Each line of the entries below that holds "arrow" is needed, copied in full.

[Recorded information]

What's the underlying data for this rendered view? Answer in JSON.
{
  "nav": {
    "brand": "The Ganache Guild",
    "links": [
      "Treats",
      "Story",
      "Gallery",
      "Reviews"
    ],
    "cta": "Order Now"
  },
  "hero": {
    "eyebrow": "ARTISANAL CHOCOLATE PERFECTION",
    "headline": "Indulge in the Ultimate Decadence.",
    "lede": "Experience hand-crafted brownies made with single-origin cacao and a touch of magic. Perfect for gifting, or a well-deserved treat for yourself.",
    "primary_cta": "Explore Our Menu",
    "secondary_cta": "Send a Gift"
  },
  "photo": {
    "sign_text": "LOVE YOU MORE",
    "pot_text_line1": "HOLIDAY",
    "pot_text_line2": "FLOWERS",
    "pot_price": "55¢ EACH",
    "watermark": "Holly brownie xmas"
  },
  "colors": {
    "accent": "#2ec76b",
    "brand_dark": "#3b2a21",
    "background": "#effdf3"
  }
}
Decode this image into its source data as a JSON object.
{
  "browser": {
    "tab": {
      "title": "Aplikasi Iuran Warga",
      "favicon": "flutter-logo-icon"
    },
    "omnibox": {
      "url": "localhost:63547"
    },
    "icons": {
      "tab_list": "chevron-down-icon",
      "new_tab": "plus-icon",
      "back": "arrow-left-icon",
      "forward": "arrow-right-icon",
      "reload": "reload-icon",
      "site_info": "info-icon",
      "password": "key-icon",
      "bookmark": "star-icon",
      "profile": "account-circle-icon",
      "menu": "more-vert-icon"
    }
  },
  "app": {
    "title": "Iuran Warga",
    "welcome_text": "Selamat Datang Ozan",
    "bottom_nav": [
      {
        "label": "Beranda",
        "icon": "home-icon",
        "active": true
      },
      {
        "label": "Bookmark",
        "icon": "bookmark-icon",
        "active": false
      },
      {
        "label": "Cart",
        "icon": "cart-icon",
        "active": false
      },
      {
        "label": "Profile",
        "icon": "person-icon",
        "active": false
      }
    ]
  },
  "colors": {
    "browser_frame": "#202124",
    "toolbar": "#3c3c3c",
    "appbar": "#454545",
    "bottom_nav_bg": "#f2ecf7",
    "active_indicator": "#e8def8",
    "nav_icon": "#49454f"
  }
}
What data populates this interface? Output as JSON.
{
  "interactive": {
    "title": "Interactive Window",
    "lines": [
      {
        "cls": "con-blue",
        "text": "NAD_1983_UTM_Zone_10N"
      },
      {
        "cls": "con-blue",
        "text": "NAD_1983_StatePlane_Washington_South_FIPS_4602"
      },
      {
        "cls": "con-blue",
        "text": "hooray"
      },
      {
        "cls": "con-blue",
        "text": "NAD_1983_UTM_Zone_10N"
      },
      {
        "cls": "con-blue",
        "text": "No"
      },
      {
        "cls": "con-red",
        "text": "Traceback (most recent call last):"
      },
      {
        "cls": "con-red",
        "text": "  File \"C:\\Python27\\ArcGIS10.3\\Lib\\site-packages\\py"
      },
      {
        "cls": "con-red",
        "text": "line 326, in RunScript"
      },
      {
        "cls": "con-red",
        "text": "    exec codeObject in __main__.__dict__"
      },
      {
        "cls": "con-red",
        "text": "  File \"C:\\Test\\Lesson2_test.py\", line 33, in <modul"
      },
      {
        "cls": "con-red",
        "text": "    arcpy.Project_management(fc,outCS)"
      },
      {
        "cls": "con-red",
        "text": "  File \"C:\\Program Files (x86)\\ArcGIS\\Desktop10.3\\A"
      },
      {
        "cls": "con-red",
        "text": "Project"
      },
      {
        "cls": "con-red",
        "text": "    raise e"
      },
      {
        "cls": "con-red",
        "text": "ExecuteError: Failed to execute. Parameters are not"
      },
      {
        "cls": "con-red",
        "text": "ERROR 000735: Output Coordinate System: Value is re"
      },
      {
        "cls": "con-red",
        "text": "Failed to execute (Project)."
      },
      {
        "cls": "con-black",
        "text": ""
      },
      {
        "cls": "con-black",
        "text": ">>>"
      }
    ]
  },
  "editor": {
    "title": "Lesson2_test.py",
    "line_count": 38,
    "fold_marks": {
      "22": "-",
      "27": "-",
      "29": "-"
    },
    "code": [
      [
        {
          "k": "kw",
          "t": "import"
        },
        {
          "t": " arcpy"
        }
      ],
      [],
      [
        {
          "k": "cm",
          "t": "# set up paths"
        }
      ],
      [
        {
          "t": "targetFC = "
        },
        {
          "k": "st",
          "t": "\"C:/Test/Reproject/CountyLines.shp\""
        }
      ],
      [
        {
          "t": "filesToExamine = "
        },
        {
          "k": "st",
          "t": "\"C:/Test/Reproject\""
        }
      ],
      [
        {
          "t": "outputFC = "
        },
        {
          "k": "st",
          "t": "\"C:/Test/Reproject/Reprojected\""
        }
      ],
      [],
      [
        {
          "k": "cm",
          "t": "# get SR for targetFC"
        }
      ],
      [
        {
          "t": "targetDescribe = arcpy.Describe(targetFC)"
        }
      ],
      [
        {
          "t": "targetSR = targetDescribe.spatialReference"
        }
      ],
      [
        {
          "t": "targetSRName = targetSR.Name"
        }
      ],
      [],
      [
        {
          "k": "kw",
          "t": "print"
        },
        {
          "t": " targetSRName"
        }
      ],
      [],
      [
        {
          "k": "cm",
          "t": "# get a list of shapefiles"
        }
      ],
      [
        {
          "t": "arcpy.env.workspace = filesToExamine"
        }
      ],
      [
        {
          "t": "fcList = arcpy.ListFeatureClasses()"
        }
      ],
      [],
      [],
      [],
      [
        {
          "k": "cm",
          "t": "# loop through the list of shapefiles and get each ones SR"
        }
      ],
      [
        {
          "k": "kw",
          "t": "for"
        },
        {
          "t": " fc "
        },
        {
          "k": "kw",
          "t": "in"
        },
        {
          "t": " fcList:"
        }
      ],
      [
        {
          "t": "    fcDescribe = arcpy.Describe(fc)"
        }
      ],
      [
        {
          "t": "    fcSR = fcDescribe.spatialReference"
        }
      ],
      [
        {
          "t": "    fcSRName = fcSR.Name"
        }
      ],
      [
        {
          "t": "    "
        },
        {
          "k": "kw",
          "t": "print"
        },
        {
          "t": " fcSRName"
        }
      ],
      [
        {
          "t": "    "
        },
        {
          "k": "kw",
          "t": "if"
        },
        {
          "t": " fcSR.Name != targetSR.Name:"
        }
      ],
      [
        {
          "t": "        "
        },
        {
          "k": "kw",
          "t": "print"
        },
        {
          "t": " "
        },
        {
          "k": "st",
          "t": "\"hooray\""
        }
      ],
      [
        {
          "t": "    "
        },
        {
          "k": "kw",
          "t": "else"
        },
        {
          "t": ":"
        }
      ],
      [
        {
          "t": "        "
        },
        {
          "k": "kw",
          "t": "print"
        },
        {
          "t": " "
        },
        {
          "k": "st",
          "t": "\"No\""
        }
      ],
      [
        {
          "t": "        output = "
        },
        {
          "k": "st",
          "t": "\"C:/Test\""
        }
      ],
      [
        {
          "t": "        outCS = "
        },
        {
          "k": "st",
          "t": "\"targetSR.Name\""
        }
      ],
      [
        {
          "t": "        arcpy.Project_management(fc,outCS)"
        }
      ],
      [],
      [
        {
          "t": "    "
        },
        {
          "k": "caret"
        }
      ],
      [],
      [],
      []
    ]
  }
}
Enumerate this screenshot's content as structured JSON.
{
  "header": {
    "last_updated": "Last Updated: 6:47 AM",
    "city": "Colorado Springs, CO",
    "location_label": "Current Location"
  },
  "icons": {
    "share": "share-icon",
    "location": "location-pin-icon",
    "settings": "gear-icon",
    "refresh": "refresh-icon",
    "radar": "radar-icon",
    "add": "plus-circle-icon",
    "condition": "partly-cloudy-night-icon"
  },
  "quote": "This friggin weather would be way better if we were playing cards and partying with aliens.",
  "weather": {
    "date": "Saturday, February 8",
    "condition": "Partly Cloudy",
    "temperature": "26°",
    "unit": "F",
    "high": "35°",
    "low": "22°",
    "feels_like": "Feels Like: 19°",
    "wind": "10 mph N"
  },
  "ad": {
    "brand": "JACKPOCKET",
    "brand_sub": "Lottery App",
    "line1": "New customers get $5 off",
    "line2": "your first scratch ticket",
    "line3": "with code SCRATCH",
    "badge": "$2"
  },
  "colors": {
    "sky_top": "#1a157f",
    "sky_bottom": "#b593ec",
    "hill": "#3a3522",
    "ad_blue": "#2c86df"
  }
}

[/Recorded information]

** Result of this task **
      "back": "arrow-left-icon",
      "forward": "arrow-right-icon",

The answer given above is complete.